======== Provided data ========

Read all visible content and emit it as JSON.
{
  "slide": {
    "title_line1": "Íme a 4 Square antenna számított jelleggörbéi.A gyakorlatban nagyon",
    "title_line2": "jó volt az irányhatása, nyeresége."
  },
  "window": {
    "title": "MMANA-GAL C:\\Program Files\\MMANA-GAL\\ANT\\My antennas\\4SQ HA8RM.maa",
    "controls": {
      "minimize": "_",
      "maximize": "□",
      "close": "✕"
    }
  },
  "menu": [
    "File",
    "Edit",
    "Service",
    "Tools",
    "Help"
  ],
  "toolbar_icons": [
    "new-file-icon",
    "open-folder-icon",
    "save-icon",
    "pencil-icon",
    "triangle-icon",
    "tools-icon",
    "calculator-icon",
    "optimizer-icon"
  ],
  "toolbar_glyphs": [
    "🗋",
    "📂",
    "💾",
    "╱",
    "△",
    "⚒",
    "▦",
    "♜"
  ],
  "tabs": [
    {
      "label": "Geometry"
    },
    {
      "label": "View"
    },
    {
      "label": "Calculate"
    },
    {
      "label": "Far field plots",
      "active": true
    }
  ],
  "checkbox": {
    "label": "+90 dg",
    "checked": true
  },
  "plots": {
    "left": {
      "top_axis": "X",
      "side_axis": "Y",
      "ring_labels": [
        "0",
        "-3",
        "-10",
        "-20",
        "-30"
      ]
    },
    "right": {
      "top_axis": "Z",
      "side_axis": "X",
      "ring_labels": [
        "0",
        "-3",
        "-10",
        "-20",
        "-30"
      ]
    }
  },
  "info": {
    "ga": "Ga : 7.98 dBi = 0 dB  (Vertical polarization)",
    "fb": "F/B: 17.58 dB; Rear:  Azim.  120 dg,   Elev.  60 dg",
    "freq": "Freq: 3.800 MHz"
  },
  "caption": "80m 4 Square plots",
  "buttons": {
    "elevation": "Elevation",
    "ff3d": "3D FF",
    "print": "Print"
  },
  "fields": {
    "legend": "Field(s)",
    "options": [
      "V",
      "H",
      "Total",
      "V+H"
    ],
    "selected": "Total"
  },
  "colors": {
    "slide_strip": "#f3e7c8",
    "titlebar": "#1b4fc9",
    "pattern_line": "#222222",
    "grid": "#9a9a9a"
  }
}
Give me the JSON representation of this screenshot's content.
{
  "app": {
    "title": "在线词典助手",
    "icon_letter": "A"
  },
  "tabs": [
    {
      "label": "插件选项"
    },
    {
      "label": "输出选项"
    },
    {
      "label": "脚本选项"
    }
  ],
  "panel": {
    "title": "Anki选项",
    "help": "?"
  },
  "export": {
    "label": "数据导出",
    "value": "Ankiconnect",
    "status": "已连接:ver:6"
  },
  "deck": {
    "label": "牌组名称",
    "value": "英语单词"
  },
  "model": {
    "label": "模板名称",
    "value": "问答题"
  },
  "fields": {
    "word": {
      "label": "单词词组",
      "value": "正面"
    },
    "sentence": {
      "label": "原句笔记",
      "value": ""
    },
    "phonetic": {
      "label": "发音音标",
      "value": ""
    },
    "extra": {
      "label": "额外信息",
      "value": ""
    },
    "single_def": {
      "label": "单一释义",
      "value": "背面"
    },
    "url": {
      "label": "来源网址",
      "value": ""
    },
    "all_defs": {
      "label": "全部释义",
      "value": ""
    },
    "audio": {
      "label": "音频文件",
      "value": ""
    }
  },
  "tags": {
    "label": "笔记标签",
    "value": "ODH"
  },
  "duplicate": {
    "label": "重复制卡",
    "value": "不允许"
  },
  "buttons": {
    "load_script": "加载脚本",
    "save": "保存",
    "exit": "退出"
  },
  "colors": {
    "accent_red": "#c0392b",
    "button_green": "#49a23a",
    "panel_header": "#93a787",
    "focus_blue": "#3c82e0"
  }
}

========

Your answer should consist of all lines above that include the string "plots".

▶ Answer area
      "label": "Far field plots",
  "plots": {
  "caption": "80m 4 Square plots",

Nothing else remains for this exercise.